Kuwahara’s most recent collaboration with New York fashion designer, John Varvatos, is a very close one. At the start of each design season, Kuwahara and Varvatos discuss the overall concept of his next apparel collection and then delve into specific design elements such as the colour palate, fabrics, and finishes. The creative partnership between Kuwahara and Varvatos is symbiotic -Kuwahara the master of reinvention and Varvatos’ penchant for putting a modern twist on vintage pieces.

“The design of menswear is much more of an ‘evolution’ rather than a ‘revolution’ so there is always an underlying design foundation to everything he does; from taking vestiges from the past and putting them in a modern context,” Kuwahara says of their collaboration.

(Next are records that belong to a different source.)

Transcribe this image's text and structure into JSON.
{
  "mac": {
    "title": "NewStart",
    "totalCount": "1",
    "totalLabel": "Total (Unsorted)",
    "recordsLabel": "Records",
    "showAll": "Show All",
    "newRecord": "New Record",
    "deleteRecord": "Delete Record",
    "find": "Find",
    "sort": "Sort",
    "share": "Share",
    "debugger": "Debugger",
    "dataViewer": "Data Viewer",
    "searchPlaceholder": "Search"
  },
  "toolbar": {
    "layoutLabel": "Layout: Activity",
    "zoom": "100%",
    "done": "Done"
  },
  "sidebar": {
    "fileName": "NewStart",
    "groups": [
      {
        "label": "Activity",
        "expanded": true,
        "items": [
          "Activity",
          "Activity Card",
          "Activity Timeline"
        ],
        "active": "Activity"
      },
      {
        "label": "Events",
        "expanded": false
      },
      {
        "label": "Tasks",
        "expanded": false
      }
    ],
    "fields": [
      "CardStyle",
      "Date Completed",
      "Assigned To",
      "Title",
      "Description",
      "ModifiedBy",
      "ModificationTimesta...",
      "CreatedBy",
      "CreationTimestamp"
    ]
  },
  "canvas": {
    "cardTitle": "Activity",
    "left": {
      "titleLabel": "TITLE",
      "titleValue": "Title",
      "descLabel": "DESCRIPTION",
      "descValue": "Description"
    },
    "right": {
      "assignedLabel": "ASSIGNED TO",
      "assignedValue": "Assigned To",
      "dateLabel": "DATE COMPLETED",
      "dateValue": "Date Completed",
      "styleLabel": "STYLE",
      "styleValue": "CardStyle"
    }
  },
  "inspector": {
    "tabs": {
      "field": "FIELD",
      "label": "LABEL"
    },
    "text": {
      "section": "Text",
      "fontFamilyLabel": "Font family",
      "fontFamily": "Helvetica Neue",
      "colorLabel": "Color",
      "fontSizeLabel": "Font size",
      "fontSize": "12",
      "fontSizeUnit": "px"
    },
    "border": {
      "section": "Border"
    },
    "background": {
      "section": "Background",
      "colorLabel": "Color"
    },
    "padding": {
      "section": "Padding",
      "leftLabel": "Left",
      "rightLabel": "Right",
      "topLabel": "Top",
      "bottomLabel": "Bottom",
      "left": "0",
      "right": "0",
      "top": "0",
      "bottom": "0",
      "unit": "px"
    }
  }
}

“We incorporate fine filigree detail from the 20s and 30s, coining and even leather details but juxtapose those with modern and sleek silhouettes. What separates a fine suit from an ordinary one is the cut, materials used, and the subtle, tailored details. Likewise, we pay particular attention to the bevelling and skiving of front and temples, use rich Italian and Japanese acetates, and have added hallmarks inspired by English sterling on the inner temples and tips for a signature look. It’s all about the subtle details that make a big difference.

“Sometimes, the germ of an idea can come from a flea market find. Most recently, I found an old pair of injection moulded safety glasses from the 30s or 40s. It was quite deformed and worn out, but had the beginnings of what I thought would be a great sunglass.

“I showed John my ‘find’ and he, too, agreed that it was something great to build upon. I modified the facial curvature and fit of the frame, but kept the thicker temples. The original frame was clear and now had the yellow patina of decades gone by. But, what was also great about the frame was the translucency which belied its heavier presence.

“We handmade each piece out of tan and grey translucent acetate and gave the temples a sculpted profile. What was once used for protection in a lab now was enhanced and made its debut on the New York runway,” he says.

Carolina Herrera

Kuwahara’s collaboration with Carolina Herrera is very different but no less intriguing. Kuwahara says Herrera’s design precepts draw from specific visual imagery and her inspiration “can be as tangential as the colours of a painting, a picture of Charlotte Rampling in repose on a couch, or a picture of a woman whose face is covered by a veil. The last inspiration was particularly intriguing”.

Kuwahara says: “In order to capture this feeling of anonymity and allure, I took a bolt of the actual lace that Mrs. Herrera was using in her collection and had the factory laminate the fabric between sheets of different coloured acetate.

“Rather than milling out the area of the lens, the acetate was sculpted to give the illusion of a lens, but was actually a single piece of the laminated acetate. Although not practical to wear for everyday use, it made quite an impression on the runway and on fashion editors and were produced in a limited edition. A more conventionally milled version with sunglass lenses (replacing the laminated lace ‘lenses’) actually made it to the retailers.”

To arrange a viewing of the John Vavartos and Carolina Herrera eyewear collections, contact General Optical on (AUS) 02 9697 8082 or visit www.generaloptical.com.au.